Within the entries below, count the lines that hold the string "Configuration" and give only that number.

Collected data entries
******************************
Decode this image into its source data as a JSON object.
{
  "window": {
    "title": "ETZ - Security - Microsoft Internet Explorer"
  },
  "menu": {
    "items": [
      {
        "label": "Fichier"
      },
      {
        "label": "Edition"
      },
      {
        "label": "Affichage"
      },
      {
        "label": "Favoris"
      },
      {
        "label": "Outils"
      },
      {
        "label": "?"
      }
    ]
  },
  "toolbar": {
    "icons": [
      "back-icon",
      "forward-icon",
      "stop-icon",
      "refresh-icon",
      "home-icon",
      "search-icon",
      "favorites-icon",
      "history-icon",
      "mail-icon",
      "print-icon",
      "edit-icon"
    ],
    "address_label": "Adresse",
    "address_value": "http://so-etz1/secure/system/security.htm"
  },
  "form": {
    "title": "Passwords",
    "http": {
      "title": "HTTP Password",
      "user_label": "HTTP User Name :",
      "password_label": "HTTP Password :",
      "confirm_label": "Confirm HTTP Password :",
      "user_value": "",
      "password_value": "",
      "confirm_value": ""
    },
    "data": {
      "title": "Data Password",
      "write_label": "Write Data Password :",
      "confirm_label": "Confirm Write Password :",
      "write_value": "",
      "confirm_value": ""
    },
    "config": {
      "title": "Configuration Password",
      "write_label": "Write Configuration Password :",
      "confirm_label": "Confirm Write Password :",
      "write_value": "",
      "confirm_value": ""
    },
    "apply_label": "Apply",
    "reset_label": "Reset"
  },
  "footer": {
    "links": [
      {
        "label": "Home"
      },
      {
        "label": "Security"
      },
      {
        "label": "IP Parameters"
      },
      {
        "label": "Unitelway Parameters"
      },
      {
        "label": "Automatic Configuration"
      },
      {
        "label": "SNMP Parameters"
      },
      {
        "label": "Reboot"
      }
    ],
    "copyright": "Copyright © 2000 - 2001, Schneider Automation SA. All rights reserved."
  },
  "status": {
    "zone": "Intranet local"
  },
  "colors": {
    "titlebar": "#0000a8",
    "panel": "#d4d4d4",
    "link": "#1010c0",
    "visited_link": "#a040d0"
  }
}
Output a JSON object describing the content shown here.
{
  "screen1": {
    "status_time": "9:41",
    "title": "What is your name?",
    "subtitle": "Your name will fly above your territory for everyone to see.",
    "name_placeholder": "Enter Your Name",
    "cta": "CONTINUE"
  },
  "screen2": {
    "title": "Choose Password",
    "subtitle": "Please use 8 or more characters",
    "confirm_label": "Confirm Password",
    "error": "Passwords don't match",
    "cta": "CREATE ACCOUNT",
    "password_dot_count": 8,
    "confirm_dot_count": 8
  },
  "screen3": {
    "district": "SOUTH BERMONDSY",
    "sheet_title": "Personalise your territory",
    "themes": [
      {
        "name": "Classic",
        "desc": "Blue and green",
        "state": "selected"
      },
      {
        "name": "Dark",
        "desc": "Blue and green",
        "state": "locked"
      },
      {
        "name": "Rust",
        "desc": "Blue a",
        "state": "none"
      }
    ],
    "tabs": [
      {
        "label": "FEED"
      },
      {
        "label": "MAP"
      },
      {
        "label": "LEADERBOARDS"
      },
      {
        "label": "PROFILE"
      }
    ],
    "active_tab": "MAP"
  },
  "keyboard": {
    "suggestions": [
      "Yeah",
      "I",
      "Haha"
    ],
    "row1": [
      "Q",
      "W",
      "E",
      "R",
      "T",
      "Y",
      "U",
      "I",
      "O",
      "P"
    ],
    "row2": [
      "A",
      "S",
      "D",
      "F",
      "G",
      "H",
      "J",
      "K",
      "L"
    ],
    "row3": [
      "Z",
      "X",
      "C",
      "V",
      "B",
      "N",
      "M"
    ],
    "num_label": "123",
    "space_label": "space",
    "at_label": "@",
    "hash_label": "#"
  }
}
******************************
**TASK OUTPUT**
3